A description of the roots of violence in the civilization and the relationship of human beings and animals, in the context of abuse. The role of the veterinarian in the scope of the veterinary public health and animal welfare duties. Showing how animal abuse is associated with family violence from the more bloody way to the subtler.
“Animal Health is an expression of Animal Welfare. The Veterinary Profession is the one providing health to animals. Therefore, is the only authotativilly can speak about Animal Welfare” Apostolos Rantslos. President. World Veterinary Association, Sept. 7, 1998.
We are health care providers, as “health professionals” or “practitioners of the healing arts”, like physicians, nurses and dentistry.
In that scope, we have a mandate to report human, child and animal abuse and neglect.
Our responsibility exceeds not only to the animal patient but to society we must answer the question: Is our primary obligation the animal, the owner who paid and brought the animal to our facility, or equally to both?
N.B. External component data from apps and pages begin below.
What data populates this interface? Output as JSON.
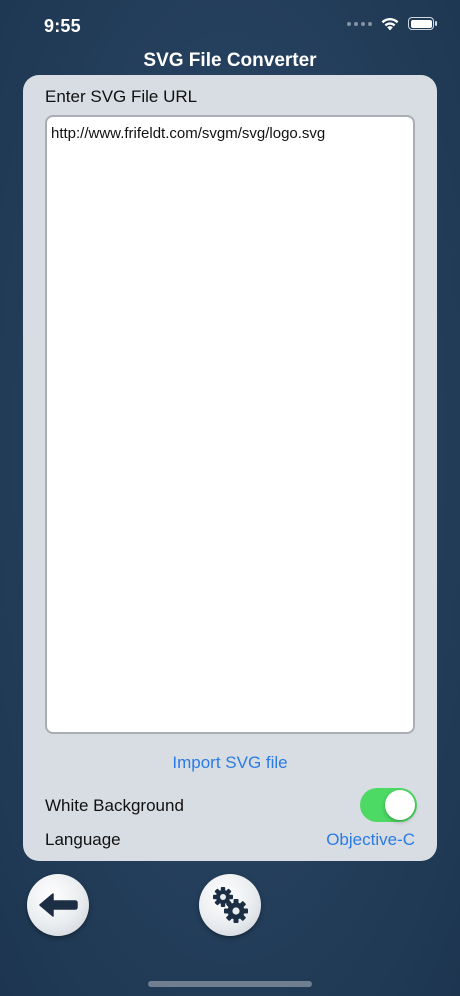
{
  "status_bar": {
    "time": "9:55",
    "icons": [
      "signal-dots-icon",
      "wifi-icon",
      "battery-icon"
    ]
  },
  "navigation": {
    "title": "SVG File Converter"
  },
  "form": {
    "url_label": "Enter SVG File URL",
    "url_value": "http://www.frifeldt.com/svgm/svg/logo.svg",
    "import_label": "Import SVG file",
    "white_background_label": "White Background",
    "white_background_on": true,
    "language_label": "Language",
    "language_value": "Objective-C"
  },
  "toolbar": {
    "back_icon": "arrow-left-icon",
    "settings_icon": "gears-icon"
  },
  "colors": {
    "background": "#243f5c",
    "card": "#d8dde3",
    "link": "#2a7be4",
    "toggle_on": "#4cd964"
  }
}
I guess that our role is of leadership. The danger is to do nothing. We are important tools but misused. Our intervention, focusing on animal wellfare, must be our priority.
We must clarify and mitigate ethical dilemmas about our responsibility toward animal patients and clients.
Traditionally, our profession focuses their energies toward treating medical conditions on animals. Now we must protect all the vulnerable beings and promote social skills to those who need us.
We are obliged to report any animal abuse and take a leadership role in community coalitions against violence.
I guess that in that way, our attitude allows us to be part of the forefront of response of the new social concern about animals, as natural advocates for animals in our society.
 Arkow, P. Child abuse, animal abuse and the veterinarian. JAVMA, Vol. 204, No. 7, Apr. 1, 1994. 1004-1007.
 Rollin, B. Veterinary and animal ethics. Cited in Arkow, Op. cit.